Betty Goodfriend, 81, escaped Nazis

The Atlanta Journal-Constitution

Published on: 08/05/08

Betty Goodfriend had no memorabilia of the life she was forced to quit in Lithuania during World War II. But she had memories.

In America, she refused to let go of her past and made sure to pass along the traditions of Eastern European shtetls to her children, grandchildren and friends she met in Atlanta.

Alison Church/Special
Betty Goodfriend (left), chatting with Alona Solomon at a concert, survived war’s horrors and then lived life to the fullest.

She did it through storytelling. She did it through synagogue. Most of all, she did it through Jewish food: matzoh ball soup, brisket, blintzes and tzimmes.

In May, she made a video with her caterer son Enoch Goodfriend for the Jewish Federation of Greater Atlanta’s “Cooking Jewishly” Web page.

“Do not stir. Or it will become mush,” Mrs. Goodfriend commanded her online audience who might want to try her grandmother’s recipe for tzimmes, a hearty stew with carrots, potatoes, prunes and beef.

She added white sugar, brown sugar and honey to her dish and during a filming break told the videographer that the tzimmes would bring sweetness to the lives of those who ate it.

But when her son asked her on air why she sweetened her stew so much, Mrs. Goodfriend quipped: “If you don’t like it so sweet, don’t put so much sugar or honey in.”

That was the way she was: She said what was in her heart at the moment. She was passionate and opinionated. She didn’t hesitate telling a friend that she would be beautiful if only she’d apply lipstick.

She was a lifelong supporter of Jewish causes and was known as a queen among Holocaust survivors in Atlanta.

Betty Goodfriend, 81, died at St. Joseph’s Hospital on July 28 after suffering a brain hemorrhage.

Burial was last Thursday in a cemetery outside Jerusalem. Family members accompanied her body to Israel.

Mrs. Goodfriend’s inner strength grew from a brutal past.

She was born in Vilkija, Lithuania, in 1927, the seventh of nine siblings. In 1941, after German soldiers marched in, she was sent to a Jewish ghetto in Slabodka, where she managed to stay alive by working in a German hospital laundry.
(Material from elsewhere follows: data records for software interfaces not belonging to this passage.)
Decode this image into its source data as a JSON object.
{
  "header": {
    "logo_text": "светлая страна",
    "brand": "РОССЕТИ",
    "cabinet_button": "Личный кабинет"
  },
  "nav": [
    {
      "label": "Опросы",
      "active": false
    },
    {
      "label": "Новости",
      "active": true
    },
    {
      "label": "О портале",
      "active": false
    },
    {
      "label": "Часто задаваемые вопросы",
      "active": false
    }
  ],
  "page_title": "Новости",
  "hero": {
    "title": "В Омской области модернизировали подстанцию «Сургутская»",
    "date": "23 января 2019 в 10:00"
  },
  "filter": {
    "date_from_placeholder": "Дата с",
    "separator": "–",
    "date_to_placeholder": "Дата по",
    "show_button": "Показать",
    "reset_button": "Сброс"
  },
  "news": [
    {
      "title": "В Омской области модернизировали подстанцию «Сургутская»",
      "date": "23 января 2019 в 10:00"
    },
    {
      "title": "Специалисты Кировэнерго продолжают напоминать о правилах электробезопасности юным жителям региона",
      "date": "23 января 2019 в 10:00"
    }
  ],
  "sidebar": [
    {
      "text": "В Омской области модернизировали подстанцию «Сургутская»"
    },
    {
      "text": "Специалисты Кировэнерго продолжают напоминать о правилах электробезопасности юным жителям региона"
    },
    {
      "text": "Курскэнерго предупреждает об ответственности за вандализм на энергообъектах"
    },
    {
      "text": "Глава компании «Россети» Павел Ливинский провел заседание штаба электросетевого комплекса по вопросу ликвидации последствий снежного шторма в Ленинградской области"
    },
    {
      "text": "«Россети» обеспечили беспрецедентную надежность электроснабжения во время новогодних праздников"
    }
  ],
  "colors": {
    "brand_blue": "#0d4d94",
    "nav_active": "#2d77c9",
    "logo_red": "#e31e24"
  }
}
There, she smuggled guns brought in by the wounded to partizan fighters in nearby forests.

Her son Perry Goodfriend of Atlanta said that years later his mother met a man in Israel who thanked her for smuggling a gun he had used to escape the Nazis.

In 1944, Mrs. Goodfriend was sent to Poland’s Stuttof concentration camp. When the Germans began fleeing advancing Allied forces, Mrs. Goodfriend, then only 17, was forced to march to Germany. One night, she hid in a barn and escaped death. She smeared animal fat on her cracked skin so she would not look like the concentration camp survivor that she was.

She met her husband, Isaac Goodfriend, a survivor from Poland, in a displaced persons camp in Berlin. They were one of the first Jewish couples to marry in Germany after the war.

Mr. Goodfriend, 84, who was the cantor at Ahavath Achim Synagogue until his retirement in 1995, said his wife survived the Holocaust because of her determination. “Never give up, never give in,” Mrs. Goodfriend liked to say. She lived by that motto the rest of her life.

Iconic in the local community, Mrs. Goodfriend thought an overlooked tragedy of the Holocaust was that an entire way of Jewish life was in danger of disappearing.

In every spoonful of her rich red borscht was a story of bubbe (Yiddish for grandmother) and zayde (grandfather). Her culinary creations were like family heirlooms, served for all to treasure.

“She never served a cheese sandwich,” said friend Saba Silverman, whose father’s family knew Mrs. Goodfriend in Lithuania by her Yiddish name, Bunya. “It was always a seven-course meal.”

Other survivors include another son, Mark Goodfriend, of Winston-Salem, N.C.; four grandchildren; and three great-grandchildren.